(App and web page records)
○ ○ ○ ○ ○ ○ ○
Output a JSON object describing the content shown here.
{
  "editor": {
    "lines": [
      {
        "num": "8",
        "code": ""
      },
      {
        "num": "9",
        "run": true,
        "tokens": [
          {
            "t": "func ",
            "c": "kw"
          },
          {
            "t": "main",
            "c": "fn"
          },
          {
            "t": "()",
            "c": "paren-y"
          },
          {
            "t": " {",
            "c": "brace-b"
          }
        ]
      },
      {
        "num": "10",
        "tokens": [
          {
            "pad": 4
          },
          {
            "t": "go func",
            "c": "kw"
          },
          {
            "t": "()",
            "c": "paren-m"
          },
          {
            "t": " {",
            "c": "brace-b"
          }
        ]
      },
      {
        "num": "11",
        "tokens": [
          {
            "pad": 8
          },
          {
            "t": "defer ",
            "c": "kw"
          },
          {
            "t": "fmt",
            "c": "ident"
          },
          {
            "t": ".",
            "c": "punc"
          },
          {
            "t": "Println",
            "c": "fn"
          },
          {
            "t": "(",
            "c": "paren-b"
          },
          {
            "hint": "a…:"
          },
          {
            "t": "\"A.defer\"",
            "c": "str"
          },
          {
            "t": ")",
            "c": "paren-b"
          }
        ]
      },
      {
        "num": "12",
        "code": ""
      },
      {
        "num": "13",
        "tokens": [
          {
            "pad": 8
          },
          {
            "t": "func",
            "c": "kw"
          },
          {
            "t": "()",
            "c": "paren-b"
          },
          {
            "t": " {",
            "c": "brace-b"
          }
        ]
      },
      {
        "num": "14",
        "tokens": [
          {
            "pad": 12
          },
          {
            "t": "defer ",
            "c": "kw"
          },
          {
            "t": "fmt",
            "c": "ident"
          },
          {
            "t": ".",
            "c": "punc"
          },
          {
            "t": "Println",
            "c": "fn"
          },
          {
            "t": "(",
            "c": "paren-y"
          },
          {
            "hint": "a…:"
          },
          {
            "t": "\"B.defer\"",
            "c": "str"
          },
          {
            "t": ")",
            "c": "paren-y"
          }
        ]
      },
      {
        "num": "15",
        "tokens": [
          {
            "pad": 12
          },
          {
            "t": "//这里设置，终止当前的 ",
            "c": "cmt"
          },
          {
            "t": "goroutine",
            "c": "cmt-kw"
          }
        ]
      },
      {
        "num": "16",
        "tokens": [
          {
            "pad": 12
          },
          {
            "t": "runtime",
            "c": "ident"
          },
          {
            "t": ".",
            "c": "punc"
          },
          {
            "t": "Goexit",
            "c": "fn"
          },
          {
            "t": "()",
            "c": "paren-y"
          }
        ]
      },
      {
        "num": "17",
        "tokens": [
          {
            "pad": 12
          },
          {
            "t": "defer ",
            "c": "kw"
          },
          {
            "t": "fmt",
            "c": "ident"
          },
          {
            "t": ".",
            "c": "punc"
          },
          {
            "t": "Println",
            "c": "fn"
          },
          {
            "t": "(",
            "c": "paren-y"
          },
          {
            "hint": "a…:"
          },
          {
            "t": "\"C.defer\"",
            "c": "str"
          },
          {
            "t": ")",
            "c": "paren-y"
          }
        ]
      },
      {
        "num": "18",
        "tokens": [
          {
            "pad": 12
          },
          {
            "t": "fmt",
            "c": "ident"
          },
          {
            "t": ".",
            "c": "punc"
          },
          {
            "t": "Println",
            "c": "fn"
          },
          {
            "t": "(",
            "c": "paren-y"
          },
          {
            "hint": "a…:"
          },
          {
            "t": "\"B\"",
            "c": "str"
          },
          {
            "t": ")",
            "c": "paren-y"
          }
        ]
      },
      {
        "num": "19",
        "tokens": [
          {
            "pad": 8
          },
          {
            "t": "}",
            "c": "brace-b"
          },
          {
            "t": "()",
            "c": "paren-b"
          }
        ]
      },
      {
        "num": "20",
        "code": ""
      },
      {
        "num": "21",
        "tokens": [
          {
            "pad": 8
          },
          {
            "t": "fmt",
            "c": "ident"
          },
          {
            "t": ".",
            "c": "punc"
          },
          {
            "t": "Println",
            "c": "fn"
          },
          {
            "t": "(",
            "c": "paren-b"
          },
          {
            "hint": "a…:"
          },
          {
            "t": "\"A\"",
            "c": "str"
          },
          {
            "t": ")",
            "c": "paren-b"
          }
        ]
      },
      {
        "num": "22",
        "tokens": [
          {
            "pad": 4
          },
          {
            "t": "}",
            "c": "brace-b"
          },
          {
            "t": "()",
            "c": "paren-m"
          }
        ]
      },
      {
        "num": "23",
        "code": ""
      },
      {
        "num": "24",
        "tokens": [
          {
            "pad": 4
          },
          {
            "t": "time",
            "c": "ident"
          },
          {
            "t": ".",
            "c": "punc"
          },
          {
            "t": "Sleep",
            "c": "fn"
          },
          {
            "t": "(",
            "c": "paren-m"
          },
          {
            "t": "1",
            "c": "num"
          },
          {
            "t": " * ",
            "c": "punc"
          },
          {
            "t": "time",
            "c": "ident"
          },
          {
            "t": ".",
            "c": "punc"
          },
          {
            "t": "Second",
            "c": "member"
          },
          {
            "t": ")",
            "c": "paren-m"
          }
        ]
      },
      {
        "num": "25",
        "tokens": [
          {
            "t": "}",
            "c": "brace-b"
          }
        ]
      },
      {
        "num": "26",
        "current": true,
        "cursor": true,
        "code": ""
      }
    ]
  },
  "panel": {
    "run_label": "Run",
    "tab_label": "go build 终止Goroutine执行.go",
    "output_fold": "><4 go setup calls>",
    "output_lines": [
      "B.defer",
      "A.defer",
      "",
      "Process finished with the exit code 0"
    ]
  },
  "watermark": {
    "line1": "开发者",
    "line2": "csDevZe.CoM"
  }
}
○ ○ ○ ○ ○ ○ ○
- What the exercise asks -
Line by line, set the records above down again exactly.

- Task response -
Output a JSON object describing the content shown here.
{
  "editor": {
    "lines": [
      {
        "num": "8",
        "code": ""
      },
      {
        "num": "9",
        "run": true,
        "tokens": [
          {
            "t": "func ",
            "c": "kw"
          },
          {
            "t": "main",
            "c": "fn"
          },
          {
            "t": "()",
            "c": "paren-y"
          },
          {
            "t": " {",
            "c": "brace-b"
          }
        ]
      },
      {
        "num": "10",
        "tokens": [
          {
            "pad": 4
          },
          {
            "t": "go func",
            "c": "kw"
          },
          {
            "t": "()",
            "c": "paren-m"
          },
          {
            "t": " {",
            "c": "brace-b"
          }
        ]
      },
      {
        "num": "11",
        "tokens": [
          {
            "pad": 8
          },
          {
            "t": "defer ",
            "c": "kw"
          },
          {
            "t": "fmt",
            "c": "ident"
          },
          {
            "t": ".",
            "c": "punc"
          },
          {
            "t": "Println",
            "c": "fn"
          },
          {
            "t": "(",
            "c": "paren-b"
          },
          {
            "hint": "a…:"
          },
          {
            "t": "\"A.defer\"",
            "c": "str"
          },
          {
            "t": ")",
            "c": "paren-b"
          }
        ]
      },
      {
        "num": "12",
        "code": ""
      },
      {
        "num": "13",
        "tokens": [
          {
            "pad": 8
          },
          {
            "t": "func",
            "c": "kw"
          },
          {
            "t": "()",
            "c": "paren-b"
          },
          {
            "t": " {",
            "c": "brace-b"
          }
        ]
      },
      {
        "num": "14",
        "tokens": [
          {
            "pad": 12
          },
          {
            "t": "defer ",
            "c": "kw"
          },
          {
            "t": "fmt",
            "c": "ident"
          },
          {
            "t": ".",
            "c": "punc"
          },
          {
            "t": "Println",
            "c": "fn"
          },
          {
            "t": "(",
            "c": "paren-y"
          },
          {
            "hint": "a…:"
          },
          {
            "t": "\"B.defer\"",
            "c": "str"
          },
          {
            "t": ")",
            "c": "paren-y"
          }
        ]
      },
      {
        "num": "15",
        "tokens": [
          {
            "pad": 12
          },
          {
            "t": "//这里设置，终止当前的 ",
            "c": "cmt"
          },
          {
            "t": "goroutine",
            "c": "cmt-kw"
          }
        ]
      },
      {
        "num": "16",
        "tokens": [
          {
            "pad": 12
          },
          {
            "t": "runtime",
            "c": "ident"
          },
          {
            "t": ".",
            "c": "punc"
          },
          {
            "t": "Goexit",
            "c": "fn"
          },
          {
            "t": "()",
            "c": "paren-y"
          }
        ]
      },
      {
        "num": "17",
        "tokens": [
          {
            "pad": 12
          },
          {
            "t": "defer ",
            "c": "kw"
          },
          {
            "t": "fmt",
            "c": "ident"
          },
          {
            "t": ".",
            "c": "punc"
          },
          {
            "t": "Println",
            "c": "fn"
          },
          {
            "t": "(",
            "c": "paren-y"
          },
          {
            "hint": "a…:"
          },
          {
            "t": "\"C.defer\"",
            "c": "str"
          },
          {
            "t": ")",
            "c": "paren-y"
          }
        ]
      },
      {
        "num": "18",
        "tokens": [
          {
            "pad": 12
          },
          {
            "t": "fmt",
            "c": "ident"
          },
          {
            "t": ".",
            "c": "punc"
          },
          {
            "t": "Println",
            "c": "fn"
          },
          {
            "t": "(",
            "c": "paren-y"
          },
          {
            "hint": "a…:"
          },
          {
            "t": "\"B\"",
            "c": "str"
          },
          {
            "t": ")",
            "c": "paren-y"
          }
        ]
      },
      {
        "num": "19",
        "tokens": [
          {
            "pad": 8
          },
          {
            "t": "}",
            "c": "brace-b"
          },
          {
            "t": "()",
            "c": "paren-b"
          }
        ]
      },
      {
        "num": "20",
        "code": ""
      },
      {
        "num": "21",
        "tokens": [
          {
            "pad": 8
          },
          {
            "t": "fmt",
            "c": "ident"
          },
          {
            "t": ".",
            "c": "punc"
          },
          {
            "t": "Println",
            "c": "fn"
          },
          {
            "t": "(",
            "c": "paren-b"
          },
          {
            "hint": "a…:"
          },
          {
            "t": "\"A\"",
            "c": "str"
          },
          {
            "t": ")",
            "c": "paren-b"
          }
        ]
      },
      {
        "num": "22",
        "tokens": [
          {
            "pad": 4
          },
          {
            "t": "}",
            "c": "brace-b"
          },
          {
            "t": "()",
            "c": "paren-m"
          }
        ]
      },
      {
        "num": "23",
        "code": ""
      },
      {
        "num": "24",
        "tokens": [
          {
            "pad": 4
          },
          {
            "t": "time",
            "c": "ident"
          },
          {
            "t": ".",
            "c": "punc"
          },
          {
            "t": "Sleep",
            "c": "fn"
          },
          {
            "t": "(",
            "c": "paren-m"
          },
          {
            "t": "1",
            "c": "num"
          },
          {
            "t": " * ",
            "c": "punc"
          },
          {
            "t": "time",
            "c": "ident"
          },
          {
            "t": ".",
            "c": "punc"
          },
          {
            "t": "Second",
            "c": "member"
          },
          {
            "t": ")",
            "c": "paren-m"
          }
        ]
      },
      {
        "num": "25",
        "tokens": [
          {
            "t": "}",
            "c": "brace-b"
          }
        ]
      },
      {
        "num": "26",
        "current": true,
        "cursor": true,
        "code": ""
      }
    ]
  },
  "panel": {
    "run_label": "Run",
    "tab_label": "go build 终止Goroutine执行.go",
    "output_fold": "><4 go setup calls>",
    "output_lines": [
      "B.defer",
      "A.defer",
      "",
      "Process finished with the exit code 0"
    ]
  },
  "watermark": {
    "line1": "开发者",
    "line2": "csDevZe.CoM"
  }
}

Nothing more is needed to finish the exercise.